Has anyone read The Wasp Factory
Have a look at what humans commonly do.
1. Club foot. A natural condition that without surgery and corrective plasters etc would leave the patient crippled for life. Few would argue against 'corrective' surgery in infancy when it is easiest and most effective.
2. Cleft palate. A natural condition that has some long term health implications, but huge social implications. Surgery is again much easier in infancy but is more 'cosmetic'. Likewise, the amputation of extra fingers or toes, or webbed digits.
3. Unusually heavy breasts A natural condition the appears at puberty and has some health implications but 'corrective' surgery is mainly carried out for cosmetic reasons.
4. Circumcision. A cosmetic mutilating amputation carried out for social and religious reasons.
5.FGM. A cosmetic mutilating amputation carried out for social and religious reasons.
6. Castration. No longer much practiced.

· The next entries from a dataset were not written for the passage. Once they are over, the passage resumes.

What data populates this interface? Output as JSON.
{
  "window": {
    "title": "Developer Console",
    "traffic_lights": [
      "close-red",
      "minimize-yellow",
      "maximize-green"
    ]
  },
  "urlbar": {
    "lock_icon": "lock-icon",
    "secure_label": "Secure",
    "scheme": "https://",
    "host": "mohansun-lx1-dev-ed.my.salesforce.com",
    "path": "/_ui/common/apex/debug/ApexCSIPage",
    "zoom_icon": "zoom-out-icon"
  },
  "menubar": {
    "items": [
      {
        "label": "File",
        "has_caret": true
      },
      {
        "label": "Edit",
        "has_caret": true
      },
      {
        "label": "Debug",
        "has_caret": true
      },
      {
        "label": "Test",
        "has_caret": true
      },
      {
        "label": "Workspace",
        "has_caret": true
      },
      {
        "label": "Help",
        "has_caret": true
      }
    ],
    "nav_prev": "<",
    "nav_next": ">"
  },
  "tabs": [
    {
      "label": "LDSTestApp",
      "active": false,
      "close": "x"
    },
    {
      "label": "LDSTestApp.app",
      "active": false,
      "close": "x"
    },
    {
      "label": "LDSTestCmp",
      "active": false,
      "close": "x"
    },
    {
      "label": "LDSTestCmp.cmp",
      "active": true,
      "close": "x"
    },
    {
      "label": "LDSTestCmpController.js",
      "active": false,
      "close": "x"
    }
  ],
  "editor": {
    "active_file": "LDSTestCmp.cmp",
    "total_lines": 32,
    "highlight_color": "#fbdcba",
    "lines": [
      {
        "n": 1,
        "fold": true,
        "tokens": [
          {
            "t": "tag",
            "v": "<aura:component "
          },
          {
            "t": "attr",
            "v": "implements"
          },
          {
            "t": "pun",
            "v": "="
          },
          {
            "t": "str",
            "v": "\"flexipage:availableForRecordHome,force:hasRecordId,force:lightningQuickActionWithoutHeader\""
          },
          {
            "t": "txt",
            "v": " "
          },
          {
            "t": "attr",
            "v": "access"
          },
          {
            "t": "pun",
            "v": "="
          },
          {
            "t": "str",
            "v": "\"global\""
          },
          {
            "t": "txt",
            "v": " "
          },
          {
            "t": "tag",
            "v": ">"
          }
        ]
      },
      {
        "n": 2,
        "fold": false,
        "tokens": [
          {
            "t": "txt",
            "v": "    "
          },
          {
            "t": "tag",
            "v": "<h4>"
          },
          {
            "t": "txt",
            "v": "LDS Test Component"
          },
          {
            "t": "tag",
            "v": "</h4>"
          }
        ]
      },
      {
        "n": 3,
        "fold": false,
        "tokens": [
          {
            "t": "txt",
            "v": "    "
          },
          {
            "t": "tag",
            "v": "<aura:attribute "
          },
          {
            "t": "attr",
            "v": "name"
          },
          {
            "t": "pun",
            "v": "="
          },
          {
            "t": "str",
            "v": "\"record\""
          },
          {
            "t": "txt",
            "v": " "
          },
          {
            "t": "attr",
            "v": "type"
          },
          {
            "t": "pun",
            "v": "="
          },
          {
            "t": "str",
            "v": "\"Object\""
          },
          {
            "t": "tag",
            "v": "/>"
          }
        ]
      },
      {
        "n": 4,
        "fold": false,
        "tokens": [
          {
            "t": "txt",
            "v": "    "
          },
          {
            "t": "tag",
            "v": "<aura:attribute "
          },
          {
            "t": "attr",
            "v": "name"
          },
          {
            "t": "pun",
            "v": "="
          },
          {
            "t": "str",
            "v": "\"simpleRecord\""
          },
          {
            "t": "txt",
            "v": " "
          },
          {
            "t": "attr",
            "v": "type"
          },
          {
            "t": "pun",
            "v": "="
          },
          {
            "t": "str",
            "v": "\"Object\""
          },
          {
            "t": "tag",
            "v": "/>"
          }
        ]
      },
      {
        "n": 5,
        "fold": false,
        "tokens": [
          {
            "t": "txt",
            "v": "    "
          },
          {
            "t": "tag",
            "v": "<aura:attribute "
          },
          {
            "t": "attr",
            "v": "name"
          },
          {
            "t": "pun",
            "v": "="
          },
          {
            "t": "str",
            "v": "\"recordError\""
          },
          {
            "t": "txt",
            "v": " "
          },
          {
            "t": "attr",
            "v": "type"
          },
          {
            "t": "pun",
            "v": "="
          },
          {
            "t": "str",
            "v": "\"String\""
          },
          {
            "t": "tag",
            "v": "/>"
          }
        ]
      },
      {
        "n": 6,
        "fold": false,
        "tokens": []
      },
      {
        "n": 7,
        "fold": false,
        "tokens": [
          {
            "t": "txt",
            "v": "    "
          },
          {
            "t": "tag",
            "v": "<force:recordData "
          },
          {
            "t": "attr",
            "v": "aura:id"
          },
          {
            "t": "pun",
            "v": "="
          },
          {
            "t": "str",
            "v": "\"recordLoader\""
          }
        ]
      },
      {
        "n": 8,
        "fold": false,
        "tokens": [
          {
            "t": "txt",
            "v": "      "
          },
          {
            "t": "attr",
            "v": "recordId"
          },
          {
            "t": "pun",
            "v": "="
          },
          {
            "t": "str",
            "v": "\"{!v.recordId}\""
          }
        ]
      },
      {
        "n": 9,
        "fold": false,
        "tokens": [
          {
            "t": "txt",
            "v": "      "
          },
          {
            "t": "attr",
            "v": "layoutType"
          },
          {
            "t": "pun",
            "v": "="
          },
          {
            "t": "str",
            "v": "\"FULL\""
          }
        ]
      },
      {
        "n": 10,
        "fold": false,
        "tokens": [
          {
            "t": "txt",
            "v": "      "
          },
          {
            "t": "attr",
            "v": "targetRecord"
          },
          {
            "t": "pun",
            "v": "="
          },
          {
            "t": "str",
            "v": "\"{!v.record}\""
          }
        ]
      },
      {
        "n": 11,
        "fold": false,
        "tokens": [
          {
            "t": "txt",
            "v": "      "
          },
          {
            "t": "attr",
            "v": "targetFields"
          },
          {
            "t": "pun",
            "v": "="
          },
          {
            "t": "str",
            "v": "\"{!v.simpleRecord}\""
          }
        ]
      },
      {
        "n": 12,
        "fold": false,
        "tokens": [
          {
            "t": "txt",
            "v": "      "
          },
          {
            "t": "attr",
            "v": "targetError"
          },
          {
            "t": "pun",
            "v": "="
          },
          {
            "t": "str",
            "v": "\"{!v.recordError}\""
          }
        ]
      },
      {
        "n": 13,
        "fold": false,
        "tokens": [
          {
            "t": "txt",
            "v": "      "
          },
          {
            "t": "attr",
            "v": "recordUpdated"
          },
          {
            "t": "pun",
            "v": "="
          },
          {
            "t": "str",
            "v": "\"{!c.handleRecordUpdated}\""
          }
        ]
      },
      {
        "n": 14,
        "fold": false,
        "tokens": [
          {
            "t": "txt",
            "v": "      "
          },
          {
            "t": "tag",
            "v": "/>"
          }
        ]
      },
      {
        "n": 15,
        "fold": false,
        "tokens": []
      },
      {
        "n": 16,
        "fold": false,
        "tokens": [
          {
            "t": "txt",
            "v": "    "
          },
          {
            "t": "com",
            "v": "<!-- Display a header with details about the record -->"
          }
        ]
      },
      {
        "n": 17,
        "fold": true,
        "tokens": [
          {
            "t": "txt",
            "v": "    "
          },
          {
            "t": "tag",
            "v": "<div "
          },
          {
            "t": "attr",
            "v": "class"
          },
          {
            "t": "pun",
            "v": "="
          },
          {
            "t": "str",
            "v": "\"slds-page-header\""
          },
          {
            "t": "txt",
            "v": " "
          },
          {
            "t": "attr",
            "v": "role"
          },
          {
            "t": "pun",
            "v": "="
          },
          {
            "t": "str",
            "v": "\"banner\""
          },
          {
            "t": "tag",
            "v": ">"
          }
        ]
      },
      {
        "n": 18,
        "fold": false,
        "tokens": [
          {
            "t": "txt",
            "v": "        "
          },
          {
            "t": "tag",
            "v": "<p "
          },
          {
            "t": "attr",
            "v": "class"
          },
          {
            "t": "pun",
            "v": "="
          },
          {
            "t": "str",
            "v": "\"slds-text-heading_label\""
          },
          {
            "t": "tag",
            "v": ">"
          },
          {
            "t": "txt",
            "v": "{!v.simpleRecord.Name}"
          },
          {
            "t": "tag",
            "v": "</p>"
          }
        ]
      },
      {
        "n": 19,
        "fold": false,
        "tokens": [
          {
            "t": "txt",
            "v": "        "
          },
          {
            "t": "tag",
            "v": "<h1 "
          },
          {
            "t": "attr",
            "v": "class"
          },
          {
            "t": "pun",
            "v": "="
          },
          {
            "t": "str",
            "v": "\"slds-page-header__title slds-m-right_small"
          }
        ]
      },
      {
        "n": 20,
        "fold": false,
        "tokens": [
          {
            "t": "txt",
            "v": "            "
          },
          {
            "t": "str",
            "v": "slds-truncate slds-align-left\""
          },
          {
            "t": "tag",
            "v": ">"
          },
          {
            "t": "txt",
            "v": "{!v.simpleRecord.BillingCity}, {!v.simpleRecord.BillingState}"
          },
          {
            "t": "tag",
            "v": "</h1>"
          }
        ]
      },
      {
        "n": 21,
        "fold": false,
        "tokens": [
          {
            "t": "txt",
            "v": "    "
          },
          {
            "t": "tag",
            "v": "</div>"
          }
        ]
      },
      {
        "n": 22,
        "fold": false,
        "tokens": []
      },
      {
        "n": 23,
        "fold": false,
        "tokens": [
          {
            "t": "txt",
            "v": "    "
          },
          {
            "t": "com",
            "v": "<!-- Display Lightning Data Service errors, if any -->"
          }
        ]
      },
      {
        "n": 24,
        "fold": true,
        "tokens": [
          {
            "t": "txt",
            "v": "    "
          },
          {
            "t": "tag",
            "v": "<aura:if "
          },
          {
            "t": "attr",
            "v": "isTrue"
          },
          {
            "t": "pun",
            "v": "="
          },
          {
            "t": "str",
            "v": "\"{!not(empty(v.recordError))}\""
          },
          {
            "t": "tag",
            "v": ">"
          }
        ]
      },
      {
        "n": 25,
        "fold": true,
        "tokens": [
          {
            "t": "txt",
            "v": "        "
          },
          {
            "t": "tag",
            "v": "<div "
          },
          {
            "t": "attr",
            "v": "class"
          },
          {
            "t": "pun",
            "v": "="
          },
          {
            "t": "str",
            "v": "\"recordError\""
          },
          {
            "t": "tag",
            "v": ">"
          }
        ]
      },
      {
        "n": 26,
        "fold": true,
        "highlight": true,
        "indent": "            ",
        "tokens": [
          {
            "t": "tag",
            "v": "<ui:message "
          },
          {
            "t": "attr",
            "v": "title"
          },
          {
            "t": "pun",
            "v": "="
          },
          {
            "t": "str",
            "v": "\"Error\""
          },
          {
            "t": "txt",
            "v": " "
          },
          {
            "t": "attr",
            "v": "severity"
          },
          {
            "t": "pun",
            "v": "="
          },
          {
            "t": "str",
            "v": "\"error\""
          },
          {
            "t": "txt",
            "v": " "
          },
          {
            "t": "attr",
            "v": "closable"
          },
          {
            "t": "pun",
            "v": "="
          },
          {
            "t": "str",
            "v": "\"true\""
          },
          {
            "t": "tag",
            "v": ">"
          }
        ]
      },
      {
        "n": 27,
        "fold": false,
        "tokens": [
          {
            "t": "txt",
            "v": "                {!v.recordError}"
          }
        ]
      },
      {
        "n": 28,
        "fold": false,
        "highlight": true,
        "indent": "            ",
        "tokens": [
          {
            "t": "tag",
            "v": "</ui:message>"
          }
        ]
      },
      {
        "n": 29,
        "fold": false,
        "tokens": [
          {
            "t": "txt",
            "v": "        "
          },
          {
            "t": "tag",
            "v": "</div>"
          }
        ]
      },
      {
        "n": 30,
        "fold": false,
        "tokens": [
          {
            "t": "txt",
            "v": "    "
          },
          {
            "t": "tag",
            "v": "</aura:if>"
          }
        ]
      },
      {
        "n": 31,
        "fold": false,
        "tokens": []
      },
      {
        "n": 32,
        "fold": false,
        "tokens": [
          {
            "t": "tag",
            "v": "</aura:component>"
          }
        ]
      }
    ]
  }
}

7. Dentisty. Universally practiced in the West for health and cosmetic purposes.
8. Skin-lightening. a non surgical intervention carried out for cosmetic social reasons.
It is surely clear that the distinction between health benefits and purely cosmetic reasons is blurred. It is surely clear that it is normal practice to make some surgical interventions in infancy for reasons of social conformity.
It is clear that humans spend a great deal of time, money and effort in the manipulation of their own and each other's bodies, mainly for reasons of tribal conformity and tradition, and (not separate) sexual identification and attractiveness.
There is a strong demand - social pressure - for gender conformity. This leads to the deliberate exaggeration of sexual tendencies, to the extent that, for example, a bearded lady is regarded as a freak and women go to great lengths to remove any trace of hair from face and elsewhere. And so on and on.
Folks here talk as though they are not immersed
in this global cosmetic culture; as though there is no need to conform; as though it is not mandatory from childhood to hide one's genitalia and yet display by coded signals one's gender at all times. As though not being clearly identified as to sex were not seriously deviant behaviour.
What are the limits of surgical and related interventions in infancy?
At what age does body autonomy prevail?
Are there any limits to individual's freedom to modify their own body?
And so on. The interrelation of personal identity and autonomy with social identity is fraught
Not all women can gestate or give birth, so being able to gestate or give birth is not what it means to be a woman. — Michael
My first wife killed herself because she was unable to give birth and felt that she was a failure and "not a real woman". Gender and sexuality are not just a matter of physics or of definition, but of identity. "What it means to be a woman" is always contested
. It changes. But @Andrew4Hande
articulates a feeling
that women (and many men, vicariously,) often have, largely socially and historically formed, that means that they define femaleness primarily